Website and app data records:
= = = = =

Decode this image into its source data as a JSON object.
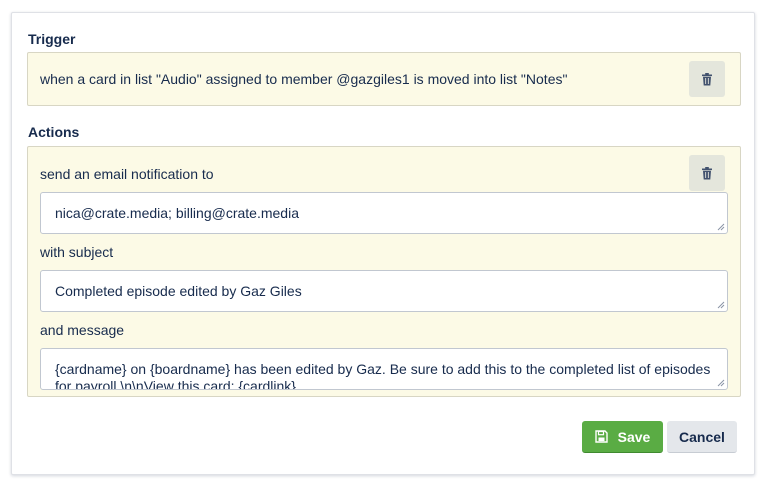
{
  "trigger": {
    "heading": "Trigger",
    "text": "when a card in list \"Audio\" assigned to member @gazgiles1 is moved into list \"Notes\"",
    "delete_icon": "trash-icon"
  },
  "actions": {
    "heading": "Actions",
    "intro": "send an email notification to",
    "recipients": "nica@crate.media; billing@crate.media",
    "subject_label": "with subject",
    "subject": "Completed episode edited by Gaz Giles",
    "message_label": "and message",
    "message": "{cardname} on {boardname} has been edited by Gaz. Be sure to add this to the completed list of episodes for payroll.\\n\\nView this card: {cardlink}",
    "delete_icon": "trash-icon"
  },
  "footer": {
    "save_label": "Save",
    "cancel_label": "Cancel",
    "save_icon": "floppy-disk-icon"
  },
  "colors": {
    "panel_bg": "#fcfae6",
    "save_green": "#5aac44",
    "text": "#172b4d"
  }
}
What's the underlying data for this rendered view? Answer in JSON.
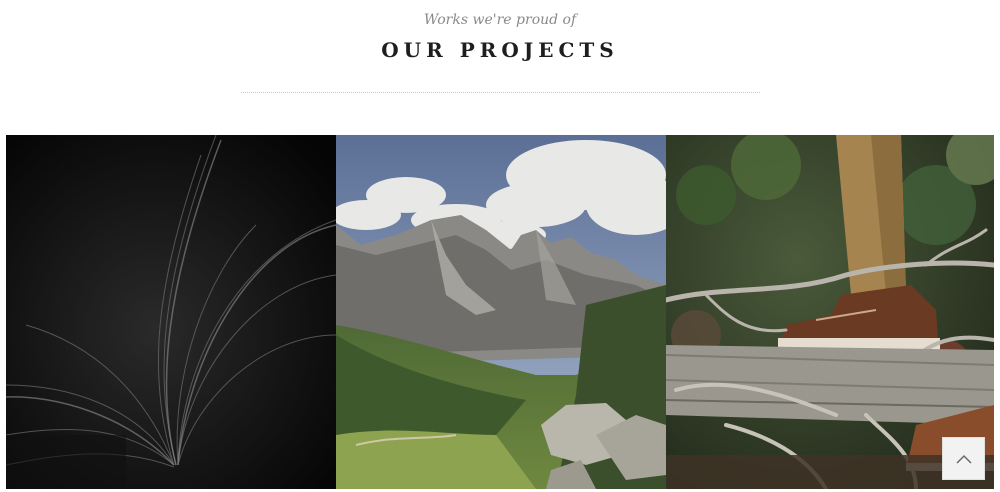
{
  "section": {
    "subtitle": "Works we're proud of",
    "title": "OUR PROJECTS"
  },
  "projects": [
    {
      "name": "book-photo",
      "icon": "open-book-image"
    },
    {
      "name": "mountain-photo",
      "icon": "mountain-landscape-image"
    },
    {
      "name": "hiking-photo",
      "icon": "boots-on-log-image"
    }
  ],
  "scroll_top": {
    "icon": "chevron-up-icon"
  }
}
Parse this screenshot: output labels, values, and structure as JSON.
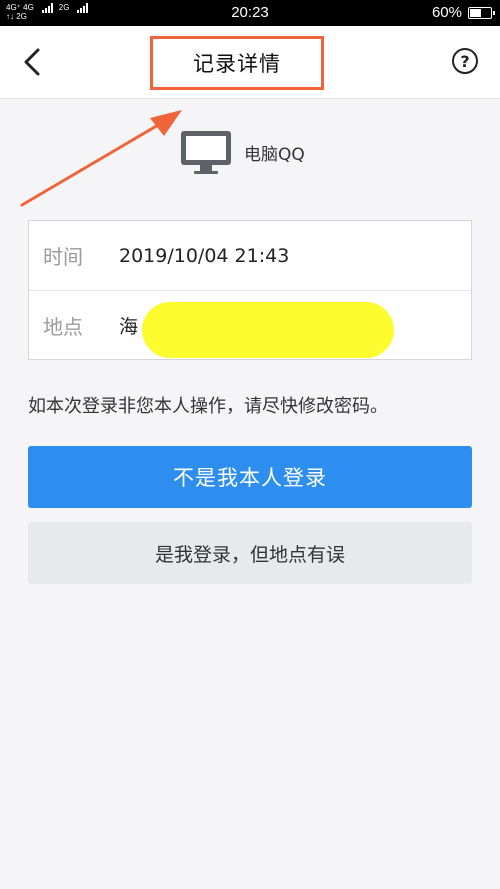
{
  "status_bar": {
    "network_1": "4G⁺ 4G",
    "network_1b": "↑↓ 2G",
    "network_2": "2G",
    "time": "20:23",
    "battery_text": "60%",
    "battery_level": 0.6
  },
  "nav": {
    "title": "记录详情",
    "back_icon": "chevron-left-icon",
    "help_icon": "question-circle-icon",
    "help_glyph": "?"
  },
  "device": {
    "icon": "monitor-icon",
    "label": "电脑QQ"
  },
  "record": {
    "time_label": "时间",
    "time_value": "2019/10/04 21:43",
    "location_label": "地点",
    "location_value": "海"
  },
  "notice": "如本次登录非您本人操作，请尽快修改密码。",
  "buttons": {
    "not_me": "不是我本人登录",
    "is_me_wrong_location": "是我登录，但地点有误"
  },
  "colors": {
    "primary": "#2e8ef0",
    "annotation": "#f0643a",
    "highlight": "#fbfb2e"
  }
}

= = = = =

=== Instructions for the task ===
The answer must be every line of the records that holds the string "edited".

=== Response to this task ===
    "subject": "Completed episode edited by Gaz Giles",
    "message": "{cardname} on {boardname} has been edited by Gaz. Be sure to add this to the completed list of episodes for payroll.\\n\\nView this card: {cardlink}",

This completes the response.